Dr. Leah Barrett, Northeast president, said the college’s over 300 part-time and dual credit faculty members play an important role in the success of students and the institution.

“They bring a wealth of experiences and a variety perspectives and interests into our classrooms which, in turn, develop into excellent instruction to our students,” Barrett said. “I am so appreciative that they have decided to join us and work with our full-time faculty and staff and share their time and talents as we deliver a quality educational product to our students.”

The in-service allowed adjunct and early college faculty to get updates on the college and their respective divisions. Other items included training and tips that will allow all instructors to use Zoom, record videos, as well as technology updates and the role of teaching during the pandemic.

Barrett told the instructors that COVID-19 has challenged everyone to think outside the box for all parts of their lives, including their work.

“As an adjunct or early college faculty member from Northeast Community College, we ask that you create a classroom environment, being it virtual, online or in-person, where your teaching leads to effective student learning.”

Stacey Aldag, math instructor, and Anthony Beardslee, audio recording technology instructor, led a session on utilizing technology in their classes, as many will be held virtually, while others will be more online and synchronous online (virtual). There will be limited face-to-face classes. 

Beardslee said it has been a learning experience since everyone moved classes online in the spring when COVID-19 hit. He said the spring semester stretched all instructors in terms of their technical capabilities, as well as discovering what they could accomplish by teaching online.

“If you would have asked me two-years if I could teach any of my audio recording classes online, I would have said, ’No, they have to be in person.’ But, the pandemic forced us to be innovative and see what exactly we can accomplish online.”
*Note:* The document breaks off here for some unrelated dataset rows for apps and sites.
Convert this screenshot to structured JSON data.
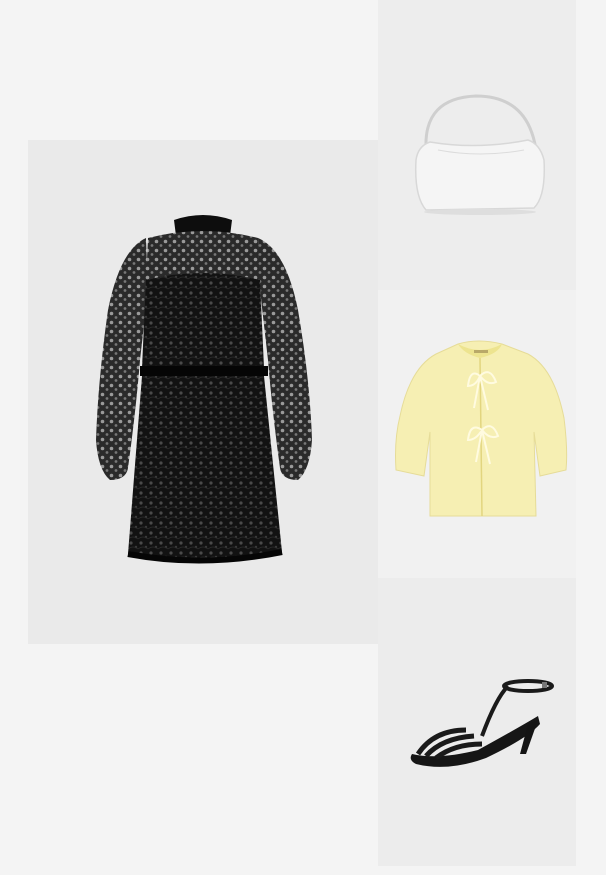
{
  "layout_name": "outfit-collage",
  "colors": {
    "page_background": "#f4f4f4",
    "dress_tile": "#eaeaea",
    "bag_tile": "#ededed",
    "cardigan_tile": "#f1f1f1",
    "sandal_tile": "#ececec",
    "dress": "#111111",
    "bag": "#f3f3f3",
    "cardigan": "#f5eeb2",
    "sandal": "#151515"
  },
  "products": [
    {
      "id": "dress",
      "icon": "black-lace-dress-image"
    },
    {
      "id": "bag",
      "icon": "white-shoulder-bag-image"
    },
    {
      "id": "cardigan",
      "icon": "yellow-tie-front-cardigan-image"
    },
    {
      "id": "sandal",
      "icon": "black-strappy-sandal-image"
    }
  ]
}
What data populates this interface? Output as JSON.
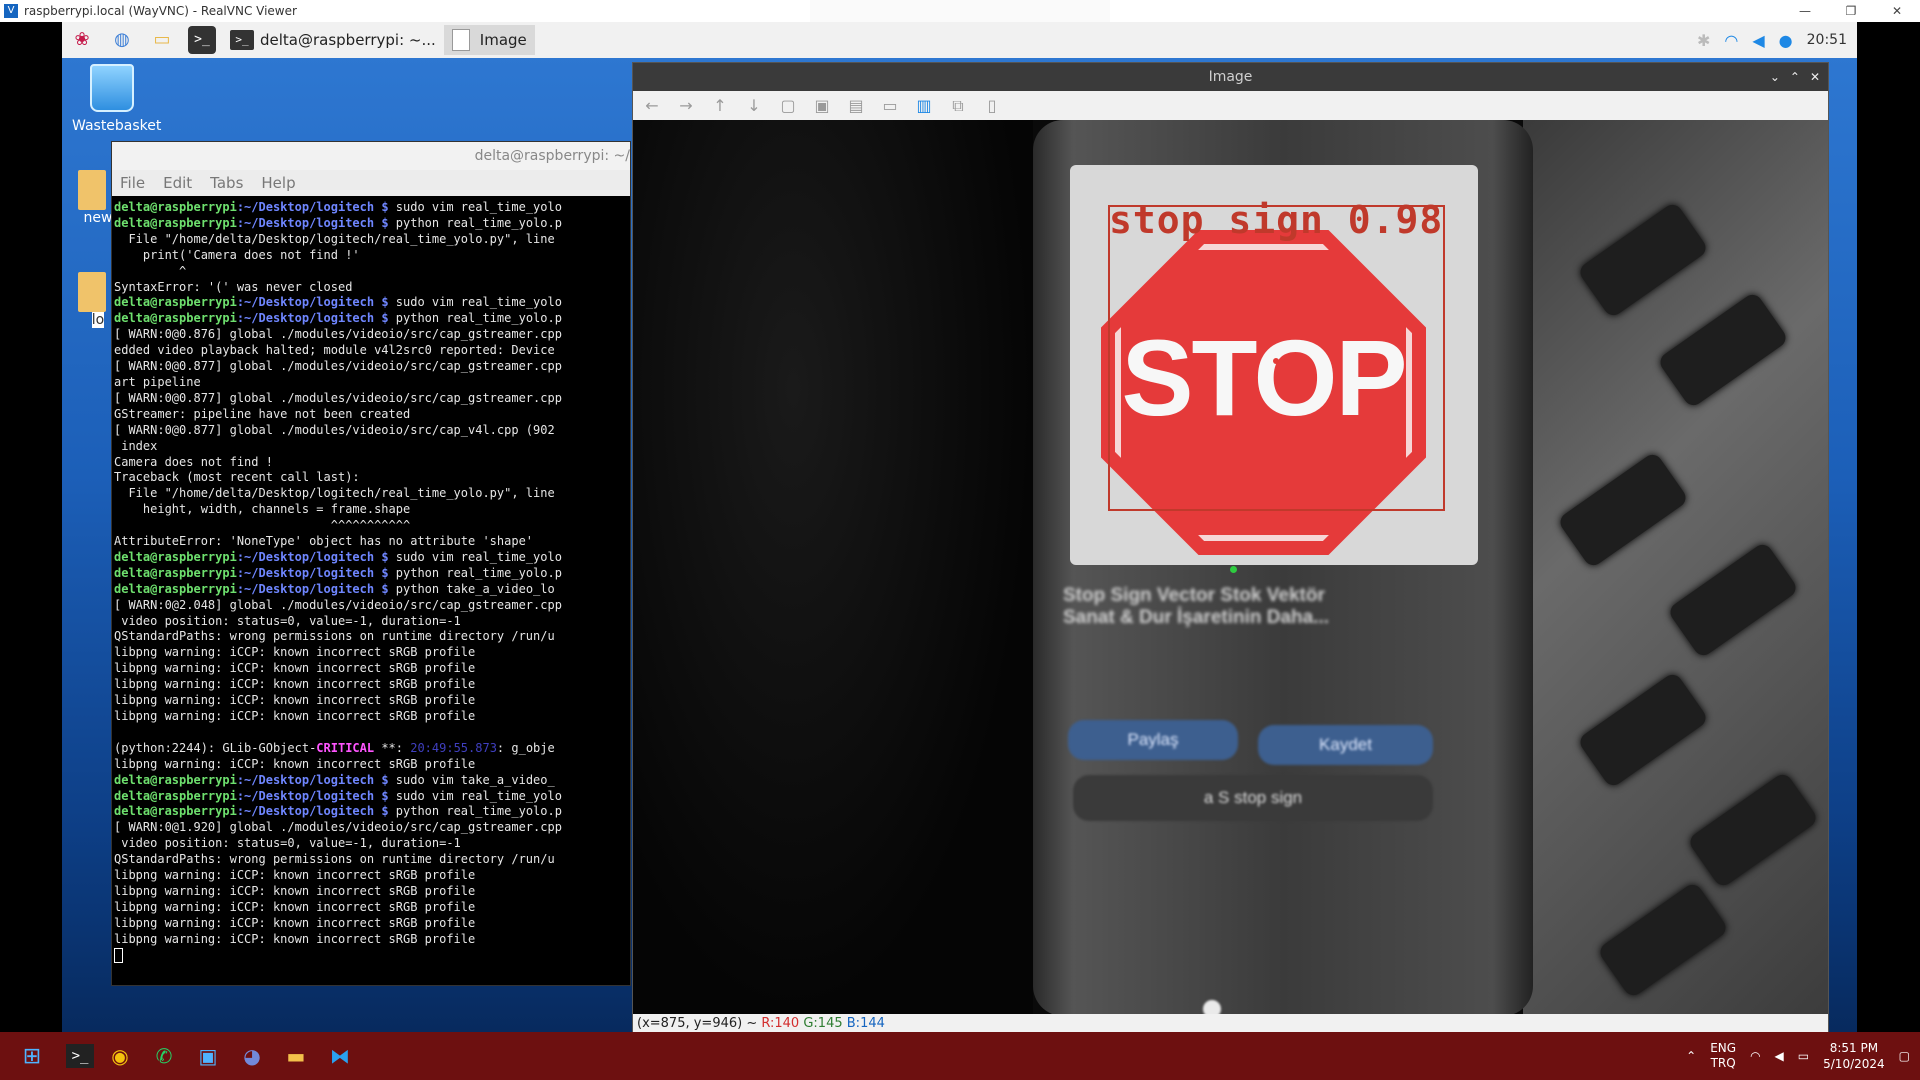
{
  "vnc": {
    "title": "raspberrypi.local (WayVNC) - RealVNC Viewer",
    "icon": "vnc-icon",
    "controls": [
      "—",
      "❐",
      "✕"
    ]
  },
  "pi_panel": {
    "tasks": [
      {
        "label": "delta@raspberrypi: ~..."
      },
      {
        "label": "Image"
      }
    ],
    "clock": "20:51"
  },
  "desktop": {
    "wastebasket": "Wastebasket",
    "folder1_label": "new",
    "folder2_label": "lo"
  },
  "terminal": {
    "title": "delta@raspberrypi: ~/",
    "menu": [
      "File",
      "Edit",
      "Tabs",
      "Help"
    ],
    "lines": [
      {
        "user": "delta@raspberrypi",
        "path": ":~/Desktop/logitech $",
        "cmd": " sudo vim real_time_yolo"
      },
      {
        "user": "delta@raspberrypi",
        "path": ":~/Desktop/logitech $",
        "cmd": " python real_time_yolo.p"
      },
      {
        "text": "  File \"/home/delta/Desktop/logitech/real_time_yolo.py\", line"
      },
      {
        "text": "    print('Camera does not find !'"
      },
      {
        "text": "         ^"
      },
      {
        "text": "SyntaxError: '(' was never closed"
      },
      {
        "user": "delta@raspberrypi",
        "path": ":~/Desktop/logitech $",
        "cmd": " sudo vim real_time_yolo"
      },
      {
        "user": "delta@raspberrypi",
        "path": ":~/Desktop/logitech $",
        "cmd": " python real_time_yolo.p"
      },
      {
        "text": "[ WARN:0@0.876] global ./modules/videoio/src/cap_gstreamer.cpp"
      },
      {
        "text": "edded video playback halted; module v4l2src0 reported: Device"
      },
      {
        "text": "[ WARN:0@0.877] global ./modules/videoio/src/cap_gstreamer.cpp"
      },
      {
        "text": "art pipeline"
      },
      {
        "text": "[ WARN:0@0.877] global ./modules/videoio/src/cap_gstreamer.cpp"
      },
      {
        "text": "GStreamer: pipeline have not been created"
      },
      {
        "text": "[ WARN:0@0.877] global ./modules/videoio/src/cap_v4l.cpp (902"
      },
      {
        "text": " index"
      },
      {
        "text": "Camera does not find !"
      },
      {
        "text": "Traceback (most recent call last):"
      },
      {
        "text": "  File \"/home/delta/Desktop/logitech/real_time_yolo.py\", line"
      },
      {
        "text": "    height, width, channels = frame.shape"
      },
      {
        "text": "                              ^^^^^^^^^^^"
      },
      {
        "text": "AttributeError: 'NoneType' object has no attribute 'shape'"
      },
      {
        "user": "delta@raspberrypi",
        "path": ":~/Desktop/logitech $",
        "cmd": " sudo vim real_time_yolo"
      },
      {
        "user": "delta@raspberrypi",
        "path": ":~/Desktop/logitech $",
        "cmd": " python real_time_yolo.p"
      },
      {
        "user": "delta@raspberrypi",
        "path": ":~/Desktop/logitech $",
        "cmd": " python take_a_video_lo"
      },
      {
        "text": "[ WARN:0@2.048] global ./modules/videoio/src/cap_gstreamer.cpp"
      },
      {
        "text": " video position: status=0, value=-1, duration=-1"
      },
      {
        "text": "QStandardPaths: wrong permissions on runtime directory /run/u"
      },
      {
        "text": "libpng warning: iCCP: known incorrect sRGB profile"
      },
      {
        "text": "libpng warning: iCCP: known incorrect sRGB profile"
      },
      {
        "text": "libpng warning: iCCP: known incorrect sRGB profile"
      },
      {
        "text": "libpng warning: iCCP: known incorrect sRGB profile"
      },
      {
        "text": "libpng warning: iCCP: known incorrect sRGB profile"
      },
      {
        "text": ""
      },
      {
        "crit_pre": "(python:2244): GLib-GObject-",
        "crit": "CRITICAL",
        "crit_mid": " **: ",
        "crit_ts": "20:49:55.873",
        "crit_post": ": g_obje"
      },
      {
        "text": "libpng warning: iCCP: known incorrect sRGB profile"
      },
      {
        "user": "delta@raspberrypi",
        "path": ":~/Desktop/logitech $",
        "cmd": " sudo vim take_a_video_"
      },
      {
        "user": "delta@raspberrypi",
        "path": ":~/Desktop/logitech $",
        "cmd": " sudo vim real_time_yolo"
      },
      {
        "user": "delta@raspberrypi",
        "path": ":~/Desktop/logitech $",
        "cmd": " python real_time_yolo.p"
      },
      {
        "text": "[ WARN:0@1.920] global ./modules/videoio/src/cap_gstreamer.cpp"
      },
      {
        "text": " video position: status=0, value=-1, duration=-1"
      },
      {
        "text": "QStandardPaths: wrong permissions on runtime directory /run/u"
      },
      {
        "text": "libpng warning: iCCP: known incorrect sRGB profile"
      },
      {
        "text": "libpng warning: iCCP: known incorrect sRGB profile"
      },
      {
        "text": "libpng warning: iCCP: known incorrect sRGB profile"
      },
      {
        "text": "libpng warning: iCCP: known incorrect sRGB profile"
      },
      {
        "text": "libpng warning: iCCP: known incorrect sRGB profile"
      }
    ]
  },
  "viewer": {
    "title": "Image",
    "toolbar_icons": [
      "arrow-left-icon",
      "arrow-right-icon",
      "arrow-up-icon",
      "arrow-down-icon",
      "zoom-fit-icon",
      "zoom-region-icon",
      "save-icon",
      "zoom-out-icon",
      "zoom-active-icon",
      "copy-icon",
      "blank-icon"
    ],
    "detection_label": "stop sign 0.98",
    "sign_text": "STOP",
    "phone_headline": "Stop Sign Vector Stok Vektör Sanat & Dur İşaretinin Daha...",
    "phone_btn_1": "Paylaş",
    "phone_btn_2": "Kaydet",
    "phone_search": "a S stop sign",
    "status_pos": "(x=875, y=946) ~ ",
    "status_r": "R:140",
    "status_g": "G:145",
    "status_b": "B:144",
    "det_color": "#c0392b"
  },
  "win_taskbar": {
    "lang_1": "ENG",
    "lang_2": "TRQ",
    "time": "8:51 PM",
    "date": "5/10/2024",
    "apps": [
      "windows-start-icon",
      "terminal-app-icon",
      "chrome-app-icon",
      "whatsapp-app-icon",
      "realvnc-app-icon",
      "discord-app-icon",
      "file-explorer-app-icon",
      "vscode-app-icon"
    ]
  }
}
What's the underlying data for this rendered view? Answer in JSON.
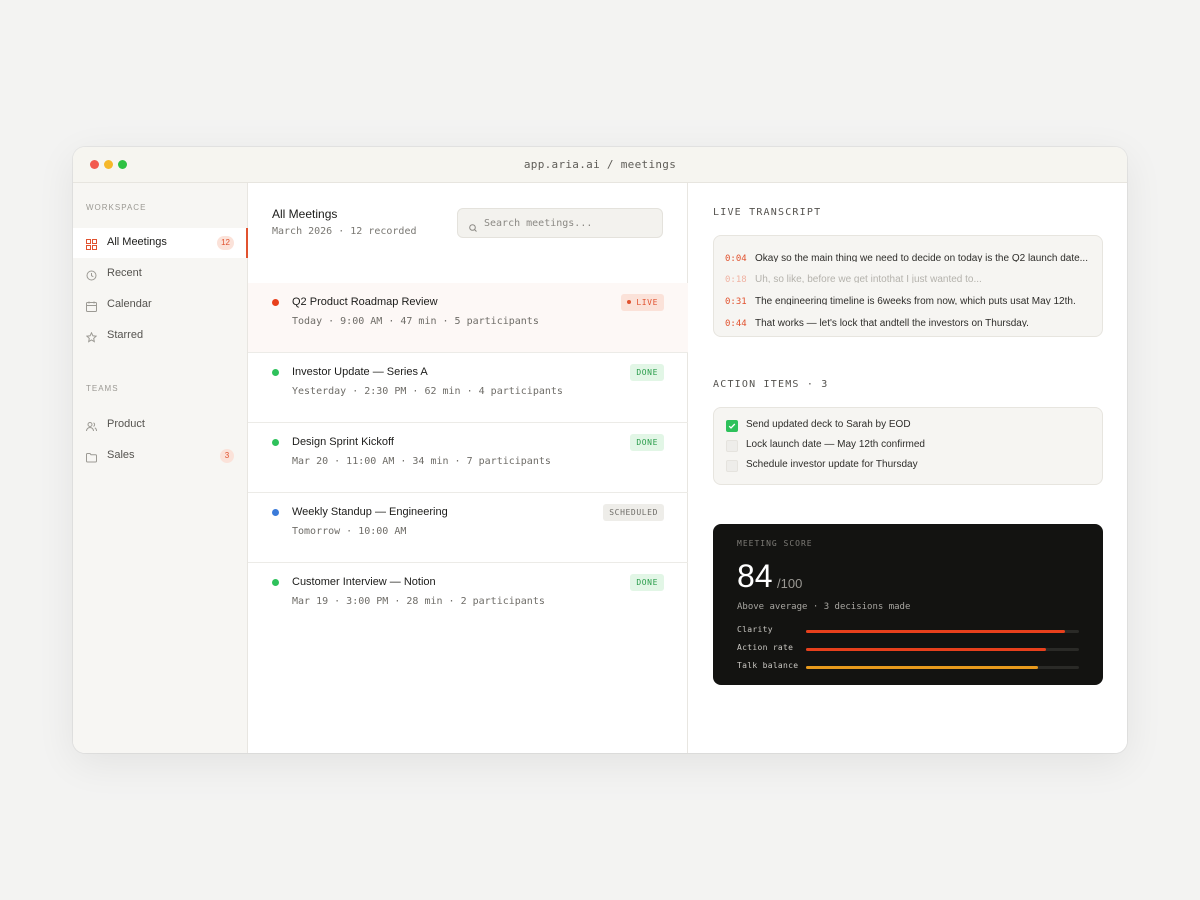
{
  "window": {
    "url": "app.aria.ai / meetings"
  },
  "sidebar": {
    "workspace_label": "WORKSPACE",
    "teams_label": "TEAMS",
    "workspace_items": [
      {
        "label": "All Meetings",
        "badge": "12",
        "icon": "grid-icon",
        "active": true
      },
      {
        "label": "Recent",
        "badge": "",
        "icon": "clock-icon",
        "active": false
      },
      {
        "label": "Calendar",
        "badge": "",
        "icon": "calendar-icon",
        "active": false
      },
      {
        "label": "Starred",
        "badge": "",
        "icon": "star-icon",
        "active": false
      }
    ],
    "team_items": [
      {
        "label": "Product",
        "badge": "",
        "icon": "users-icon"
      },
      {
        "label": "Sales",
        "badge": "3",
        "icon": "folder-icon"
      }
    ]
  },
  "list": {
    "title": "All Meetings",
    "subtitle": "March 2026 · 12 recorded",
    "search_placeholder": "Search meetings...",
    "meetings": [
      {
        "title": "Q2 Product Roadmap Review",
        "meta": "Today · 9:00 AM · 47 min · 5 participants",
        "status": "LIVE",
        "dot_color": "#e8401c"
      },
      {
        "title": "Investor Update — Series A",
        "meta": "Yesterday · 2:30 PM · 62 min · 4 participants",
        "status": "DONE",
        "dot_color": "#2ec15b"
      },
      {
        "title": "Design Sprint Kickoff",
        "meta": "Mar 20 · 11:00 AM · 34 min · 7 participants",
        "status": "DONE",
        "dot_color": "#2ec15b"
      },
      {
        "title": "Weekly Standup — Engineering",
        "meta": "Tomorrow · 10:00 AM",
        "status": "SCHEDULED",
        "dot_color": "#3b7bd9"
      },
      {
        "title": "Customer Interview — Notion",
        "meta": "Mar 19 · 3:00 PM · 28 min · 2 participants",
        "status": "DONE",
        "dot_color": "#2ec15b"
      }
    ]
  },
  "transcript": {
    "label": "LIVE TRANSCRIPT",
    "lines": [
      {
        "time": "0:04",
        "text": "Okay so the main thing we need to decide on today is the Q2 launch date...",
        "faded": false
      },
      {
        "time": "0:18",
        "text": "Uh, so like, before we get intothat I just wanted to...",
        "faded": true
      },
      {
        "time": "0:31",
        "text": "The engineering timeline is 6weeks from now, which puts usat May 12th.",
        "faded": false
      },
      {
        "time": "0:44",
        "text": "That works — let's lock that andtell the investors on Thursday.",
        "faded": false
      }
    ]
  },
  "action_items": {
    "label": "ACTION ITEMS · 3",
    "items": [
      {
        "text": "Send updated deck to Sarah by EOD",
        "done": true
      },
      {
        "text": "Lock launch date — May 12th confirmed",
        "done": false
      },
      {
        "text": "Schedule investor update for Thursday",
        "done": false
      }
    ]
  },
  "score": {
    "label": "MEETING SCORE",
    "value": "84",
    "max": "/100",
    "description": "Above average · 3 decisions made",
    "metrics": [
      {
        "label": "Clarity",
        "fraction": 0.95,
        "color": "#e8401c"
      },
      {
        "label": "Action rate",
        "fraction": 0.88,
        "color": "#e8401c"
      },
      {
        "label": "Talk balance",
        "fraction": 0.85,
        "color": "#e89a1c"
      }
    ]
  }
}
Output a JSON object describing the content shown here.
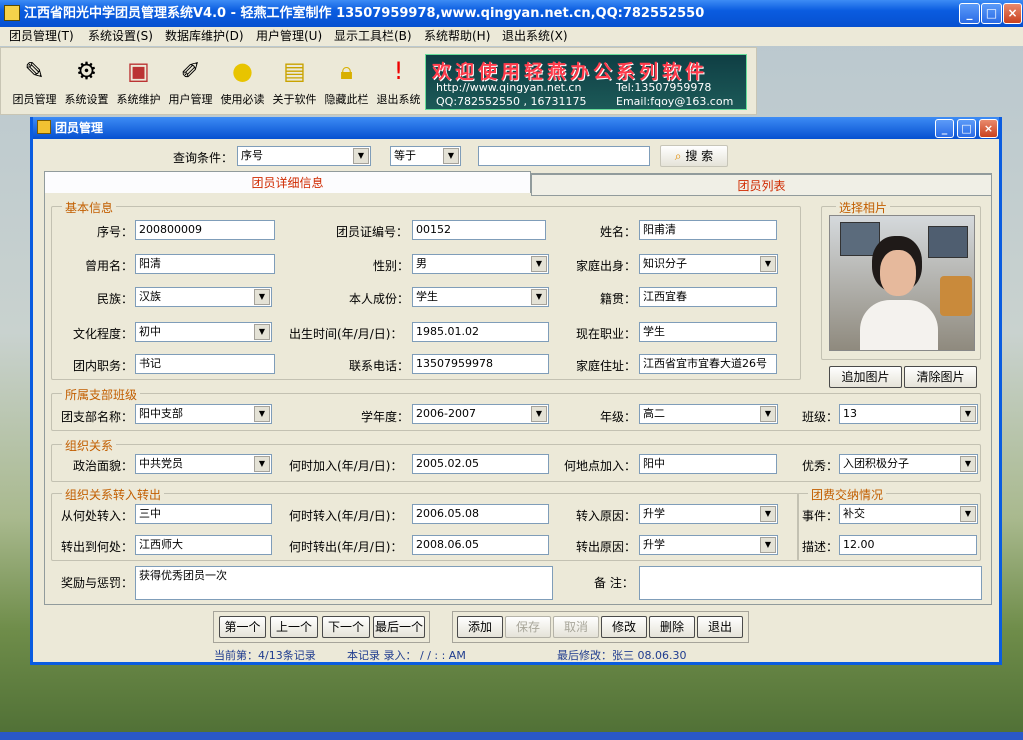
{
  "titlebar": {
    "title": "江西省阳光中学团员管理系统V4.0 - 轻燕工作室制作 13507959978,www.qingyan.net.cn,QQ:782552550"
  },
  "menu": {
    "items": [
      "团员管理(T)",
      "系统设置(S)",
      "数据库维护(D)",
      "用户管理(U)",
      "显示工具栏(B)",
      "系统帮助(H)",
      "退出系统(X)"
    ]
  },
  "toolbar": {
    "buttons": [
      "团员管理",
      "系统设置",
      "系统维护",
      "用户管理",
      "使用必读",
      "关于软件",
      "隐藏此栏",
      "退出系统"
    ],
    "icons": [
      "member-icon",
      "settings-icon",
      "maintenance-icon",
      "user-icon",
      "bulb-icon",
      "book-icon",
      "lock-icon",
      "exit-icon"
    ]
  },
  "banner": {
    "slogan": "欢迎使用轻燕办公系列软件",
    "url": "http://www.qingyan.net.cn",
    "tel": "Tel:13507959978",
    "qq": "QQ:782552550 , 16731175",
    "email": "Email:fqoy@163.com"
  },
  "window": {
    "title": "团员管理"
  },
  "query": {
    "label": "查询条件：",
    "field": "序号",
    "operator": "等于",
    "value": "",
    "search_label": "搜 索"
  },
  "tabs": {
    "detail": "团员详细信息",
    "list": "团员列表"
  },
  "basic": {
    "title": "基本信息",
    "seq_label": "序号：",
    "seq": "200800009",
    "card_label": "团员证编号：",
    "card": "00152",
    "name_label": "姓名：",
    "name": "阳甫清",
    "alias_label": "曾用名：",
    "alias": "阳清",
    "sex_label": "性别：",
    "sex": "男",
    "family_label": "家庭出身：",
    "family": "知识分子",
    "nation_label": "民族：",
    "nation": "汉族",
    "status_label": "本人成份：",
    "status": "学生",
    "native_label": "籍贯：",
    "native": "江西宜春",
    "edu_label": "文化程度：",
    "edu": "初中",
    "birth_label": "出生时间(年/月/日)：",
    "birth": "1985.01.02",
    "job_label": "现在职业：",
    "job": "学生",
    "post_label": "团内职务：",
    "post": "书记",
    "phone_label": "联系电话：",
    "phone": "13507959978",
    "addr_label": "家庭住址：",
    "addr": "江西省宜市宜春大道26号"
  },
  "photo": {
    "title": "选择相片",
    "add": "追加图片",
    "clear": "清除图片"
  },
  "branch": {
    "title": "所属支部班级",
    "branch_label": "团支部名称：",
    "branch": "阳中支部",
    "year_label": "学年度：",
    "year": "2006-2007",
    "grade_label": "年级：",
    "grade": "高二",
    "class_label": "班级：",
    "class": "13"
  },
  "org": {
    "title": "组织关系",
    "politics_label": "政治面貌：",
    "politics": "中共党员",
    "join_time_label": "何时加入(年/月/日)：",
    "join_time": "2005.02.05",
    "join_place_label": "何地点加入：",
    "join_place": "阳中",
    "excellent_label": "优秀：",
    "excellent": "入团积极分子"
  },
  "transfer": {
    "title": "组织关系转入转出",
    "from_label": "从何处转入：",
    "from": "三中",
    "in_time_label": "何时转入(年/月/日)：",
    "in_time": "2006.05.08",
    "in_reason_label": "转入原因：",
    "in_reason": "升学",
    "to_label": "转出到何处：",
    "to": "江西师大",
    "out_time_label": "何时转出(年/月/日)：",
    "out_time": "2008.06.05",
    "out_reason_label": "转出原因：",
    "out_reason": "升学"
  },
  "fee": {
    "title": "团费交纳情况",
    "event_label": "事件：",
    "event": "补交",
    "desc_label": "描述：",
    "desc": "12.00"
  },
  "reward_label": "奖励与惩罚：",
  "reward": "获得优秀团员一次",
  "remark_label": "备 注：",
  "remark": "",
  "nav": {
    "first": "第一个",
    "prev": "上一个",
    "next": "下一个",
    "last": "最后一个"
  },
  "actions": {
    "add": "添加",
    "save": "保存",
    "cancel": "取消",
    "edit": "修改",
    "delete": "删除",
    "exit": "退出"
  },
  "status": {
    "current": "当前第：4/13条记录",
    "entered": "本记录 录入：  /  /    :  :  AM",
    "modified": "最后修改：张三  08.06.30"
  }
}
Beardslee and Aldag’s presentation was based on what worked in the spring and where there was room for improvement, but still allows for all instructors to give the best experience possible to their students.   

“Some of our students are well equipped to succeed at taking online classes, but most of them are not,” Beardslee said. “We’re trying to make a situation where they are as comfortable as they can be taking classes online. We want to make this as comfortable as we can and not get overwhelmed.”

Aldag added, “We know if we engage our students, they will have more success in the long haul.”

Northeast staff members also added some levity to the in-service session by incorporating a short video skit tied to the theme. It featured a mix of song and poetic recitations that highlighted programming in each of the college’s divisions, dual credit offerings, Adult Education and extended campuses.

Dr. Michele Gill, interim vice president of educational services, stressed the importance of safety protocols, such as the wearing of face masks, when necessary, and wiping down or disinfecting equipment if instructors are in any of the limited face-to-face classes that will be offered.

“Some of you have programs that you have to teach and do many things that are hands-on. And in doing that, we want you and your students to be safe, so that means you’ll have to take a little bit of extra time to do it the right way,” Gill said.

Northeast early college instructors teaching at area high schools will follow their school’s academic schedule during fall while part-time instructors teaching directly through Northeast will stick to the fall academic calendar at the College from August 17-November 25.

 “We all hope you have a great semester,” Gill told the part-time instructors at the conclusion of the session. “We know there may be some challenges, but we all know that you’re up to the task.”




                                                       PHOTO CUTLINE 


Dr. Michelle Gill, interim vice president of educational services at Northeast Community College, speaks to adjunct and early college instructors during an in-service session recently. Our over 300 part-time and dual credit faculty members teach for Northeast.